Changing lives – much more than a faceless cause
Guest blogger Mike Miller, President of Miller Air Group and Coalition Board member, was anxious to share why he supports the Coalition and the work we do. Thank you, Mike, for all you do!
Everyone has choices. Choices of how to spend your time and your money. What to buy, what to give. Emotional choices and rational choices. It’s easy to give when there’s a natural disaster and a website on your screen has dreadful images. Emotions take over. Then there’s saving for retirement – that’s even easier.
But combining the two is a different path, and that path led me to give my time and donations to Coalition for the Homeless.
The bottom line as I got older was the realization that I shouldn’t give money to a faceless cause, where I didn’t know how the money would be spent…or if it would be used wisely. So how do you determine if even a single donation is being spent wisely? Should you? I don’t have the appropriate research tools and, as a small business owner over the last decade, not much extra to give.
I work with airlines and airports, so I had no idea how non-profits worked. While I wanted to give, I also wanted to make sure it went for a good purpose.
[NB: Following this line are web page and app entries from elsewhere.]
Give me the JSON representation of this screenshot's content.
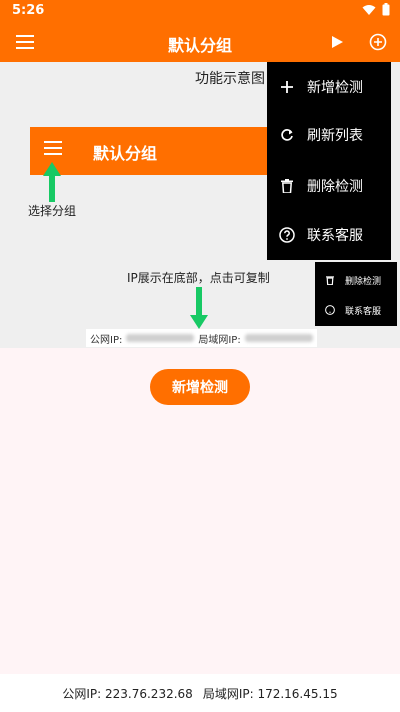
{
  "status": {
    "time": "5:26"
  },
  "appbar": {
    "title": "默认分组"
  },
  "guide": {
    "title": "功能示意图",
    "demo_title": "默认分组",
    "select_group": "选择分组",
    "ip_tip": "IP展示在底部，点击可复制",
    "public_ip_label": "公网IP:",
    "lan_ip_label": "局域网IP:"
  },
  "menu": {
    "items": [
      {
        "label": "新增检测",
        "icon": "plus-icon"
      },
      {
        "label": "刷新列表",
        "icon": "refresh-icon"
      },
      {
        "label": "删除检测",
        "icon": "trash-icon"
      },
      {
        "label": "联系客服",
        "icon": "help-icon"
      }
    ]
  },
  "mini_menu": {
    "items": [
      {
        "label": "删除检测",
        "icon": "trash-icon"
      },
      {
        "label": "联系客服",
        "icon": "help-icon"
      }
    ]
  },
  "main": {
    "add_button": "新增检测"
  },
  "footer": {
    "public_ip": "公网IP: 223.76.232.68",
    "lan_ip": "局域网IP: 172.16.45.15"
  },
  "colors": {
    "primary": "#ff6f00",
    "arrow": "#17c964",
    "menu_bg": "#000000",
    "content_bg": "#fff4f6"
  }
}
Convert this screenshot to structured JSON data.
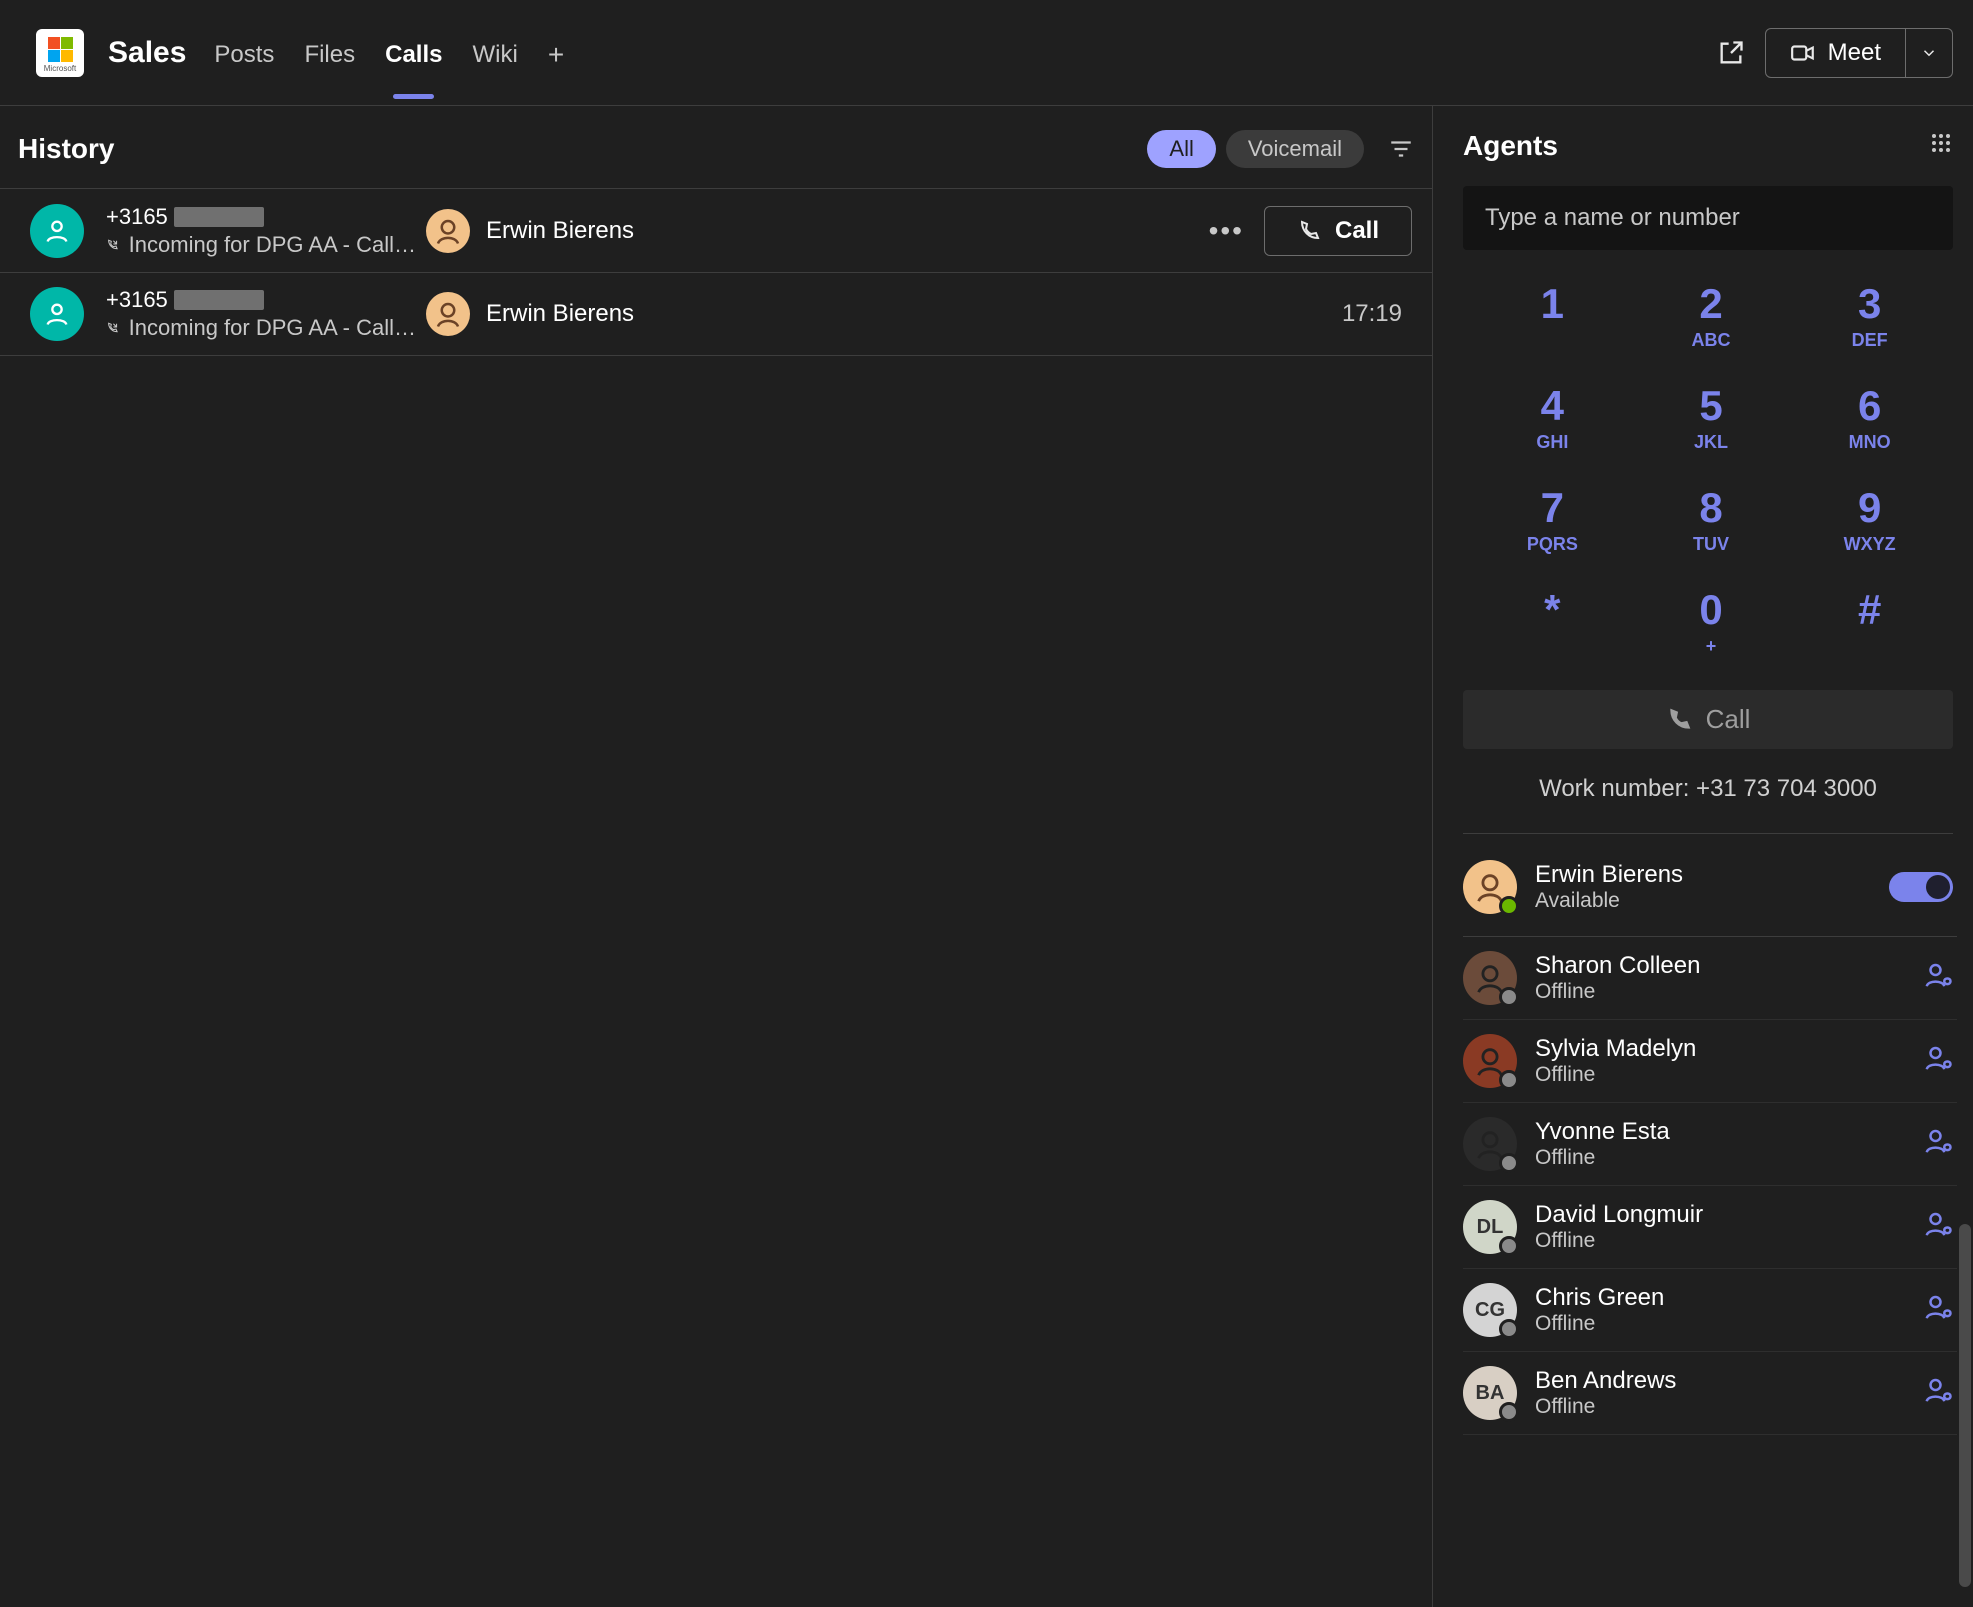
{
  "header": {
    "channel_title": "Sales",
    "tabs": [
      "Posts",
      "Files",
      "Calls",
      "Wiki"
    ],
    "active_tab": "Calls",
    "meet_label": "Meet"
  },
  "history": {
    "title": "History",
    "filters": {
      "all": "All",
      "voicemail": "Voicemail",
      "active": "All"
    },
    "items": [
      {
        "number_prefix": "+3165",
        "subtext": "Incoming for DPG AA - Call…",
        "answered_by": "Erwin Bierens",
        "hovered": true,
        "call_button": "Call"
      },
      {
        "number_prefix": "+3165",
        "subtext": "Incoming for DPG AA - Call…",
        "answered_by": "Erwin Bierens",
        "time": "17:19"
      }
    ]
  },
  "agents": {
    "title": "Agents",
    "search_placeholder": "Type a name or number",
    "dialpad": [
      {
        "digit": "1",
        "letters": ""
      },
      {
        "digit": "2",
        "letters": "ABC"
      },
      {
        "digit": "3",
        "letters": "DEF"
      },
      {
        "digit": "4",
        "letters": "GHI"
      },
      {
        "digit": "5",
        "letters": "JKL"
      },
      {
        "digit": "6",
        "letters": "MNO"
      },
      {
        "digit": "7",
        "letters": "PQRS"
      },
      {
        "digit": "8",
        "letters": "TUV"
      },
      {
        "digit": "9",
        "letters": "WXYZ"
      },
      {
        "digit": "*",
        "letters": ""
      },
      {
        "digit": "0",
        "letters": "+"
      },
      {
        "digit": "#",
        "letters": ""
      }
    ],
    "call_button": "Call",
    "work_number_label": "Work number: +31 73 704 3000",
    "self": {
      "name": "Erwin Bierens",
      "status": "Available",
      "presence": "available",
      "toggle": true
    },
    "list": [
      {
        "name": "Sharon Colleen",
        "status": "Offline",
        "presence": "offline",
        "avatar_bg": "#6b4b3a"
      },
      {
        "name": "Sylvia Madelyn",
        "status": "Offline",
        "presence": "offline",
        "avatar_bg": "#8a3a24"
      },
      {
        "name": "Yvonne Esta",
        "status": "Offline",
        "presence": "offline",
        "avatar_bg": "#2a2a2a"
      },
      {
        "name": "David Longmuir",
        "status": "Offline",
        "presence": "offline",
        "initials": "DL",
        "avatar_bg": "#d0d6c8"
      },
      {
        "name": "Chris Green",
        "status": "Offline",
        "presence": "offline",
        "initials": "CG",
        "avatar_bg": "#d4d4d4"
      },
      {
        "name": "Ben Andrews",
        "status": "Offline",
        "presence": "offline",
        "initials": "BA",
        "avatar_bg": "#d8cfc4"
      }
    ]
  },
  "colors": {
    "accent": "#7b83eb",
    "teal": "#00b7a8"
  }
}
So I explored Orlando and Orange County for places where there was good work being done. I looked for top-rated non-profits. There are several, and I had volunteered for Second Harvest Food Bank, which is a great organization.
But my research of good works in the community kept coming back to place I had visited once when my daughter was in middle school. We volunteered to serve a meal at the Coalition. It was an emotional night, but I didn’t know much about the organization.
The more I looked, the wider my eyes got. Wow. What a place. What a staff. What a critical need in the community! Obviously homelessness is a critical issue, but Orlando’s problem is even worse. Of mid-sized cities, it’s the worst in the nation for chronic homelessness. Where to begin? Is this is a good cause? Sure, but is this group well-structured? Luckily, the Coalition is a top-rated organization that spends money so wisely that not a penny is wasted. At least none that I can see three years later. Even the water for meetings is donated!
One visit to the Coalition – I took a tour three years ago – and one chance to listen to the great leader, Brent Trotter, and I had to do more. Each time I visited, I could see lives that were yearning for a second chance. The more I listened, the more I wanted to give my time, in whatever way they needed it.
I met families that were homeless because both parents lost their jobs. I served dinner recently with a veteran who just needed stability in his life. I met a woman who couldn’t kick drugs until they took everything she owned. And then there are the children. To see the little kids living at the Coalition just breaks my heart, although the staff is so amazingly caring that there’s a bit of solace in an otherwise awful situation.
The Women’s Residential Counseling Center on Hillcrest Street, where many women go to flee a harmful home situation or an abusive spouse, reminds me there’s so much need for so many whose circumstances are never what they planned. And I can see that money is needed to continually repair these old buildings.
The emotional side to changing lives and seeing such dire need gets to me. But knowing how well the Coalition is run gives me comfort that anything I give will be used to help real local people in need, and to make sure the amazingly patient case managers guide them. Clients have to accept case management to stay at the Coalition. It’s no handout. It’s tough love. Luckily there’s plenty of love to go along with the tough choices.
Lives are being changed daily here. That much I know.